L: Yeah well, it’s really important for all of us to be together. You know, answering some unanswered questions together.
P: Well shit, man. I’m really sorry to hear about that. I can’t even imagine what it would be like to lose a sibling.
L: I couldn’t either until it happened. Well, yeah, it’s really influenced so much of what we do musically now.
P: That was kinda my next question: is the band now sort of like an extension of what’s gone on with your family over the last year? I mean, your sister is also in the band, and you call the rest of the players your family – do you see the Ivory Hours as a sort of a tribute to your brother’s memory?
L: Not really. I mean, he was always so supportive of our music. Ivory Hours was something that I was always going to do. These events just confirm that this is what I just need to do. Essentially what I focus on now is just doing what I need to do to survive.
P: Yeah – that’s really true. When you look back on your time in Vancouver – how to compare what’s going on in (south-western) Ontario in comparison to what’s going on out west?
L: I would say that in Vancouver the Indie Rock scene is just white-washing everything; kinda like that electro-indie thing.
L: Additionally, when I was over there I really, really involved in writing and recording and really didn’t spend much time getting out, meeting people, and booking the right kinda shows. Of course, there are a lot of names from there that I recognize now doing fairly well. I mean, you’ve heard of Rococo and Hey! Ocean, all this kind of up-beat indie pop.
P: Is that the West-Coast-Canada-sound according to you?

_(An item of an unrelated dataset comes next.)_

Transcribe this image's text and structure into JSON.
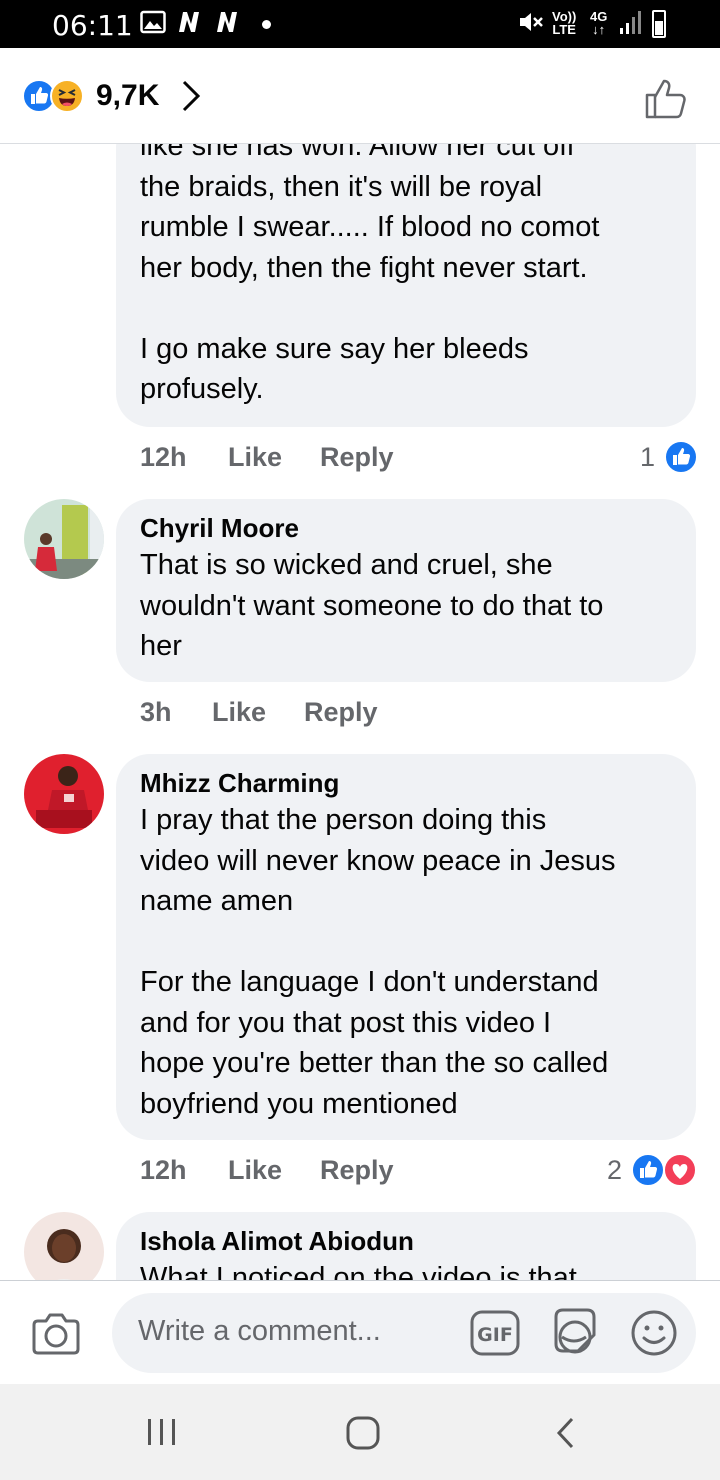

L: Actually, yeah, I was really surprised, I thought it that sound was kinda ubiquitous but .. I mean, you would know more about it than I would really…
P: Well, the Toronto is scene is really representative of its diversity. There’s a folk scene, a rock scene, a soul scene, an electro-swing scene (oddly), and these communities, although separate are in no way exclusive. There’s no judgment either: you can walk into a hip-hop show or a metal show and feel welcomed – as long as you’re there to appreciate the music you’re not going to walk outta there with any trouble.
L: Yeah – that’s not really something that Vancouver lacks, but it’s certainly a different vibe in Toronto.
P: I know this is gunna sound like a flakey question: but what part of your music really defines you as a band? What makes you guys stand out?
L: I think the one thing is the harmonized vocals. It’s funny how people have these weird notions about siblings voices being tuned perfectly to one another.
P: It’s actually the most true thing ever.
L: Haha! … so that’s always been a gigantic part of the music and behind that is, well, I write all the music so a lot of it is, frankly, guitar driven stuff, but recently having people on board who share this passion and talent is a huge asset. For instance, I can write a rough bass line or write a simple drum beat and they can just take it from there.
Other than that – I mean, every band will tell you that they “cross-genres” and I really don’t want to say that we’re a little bit of everything, but … I mean, just tonight, one of those songs was a soul song, some of them was upbeat pop, some of them was R&B, some of them was rock & roll, the change is very distinct only because, if I’m going to write a soul song, I want to do it right.
I did the same thing for the production notes that we did for the new EP. By defining each “sound” it makes it easier from a production standpoint as well.
P: A new EP is on the way then?
L: Yes. We’re recording it at Emac Studios in London, engineer is Matt Grady – we had won a radio contest to record and thankfully I had already spoke to Matt prior to winning and already had a solid foundation for what the EP was going to sound like.
P: Where do you see the new EP, and by extension The Ivory Hours taking you personally? Do you want to be, like, the biggest band on earth, or what?
L: Not even! I just want to live. I really don’t have any aspirations to “take over the world”. Unfortunately, there seems like there’s a lot of black and white when it comes to being a commercially successful group, but I feel nowadays there’s a lot of room for people for people NOT to be Beyonce or alternatively, playing dive bars for the rest of your life. I’m hoping for that middle ground.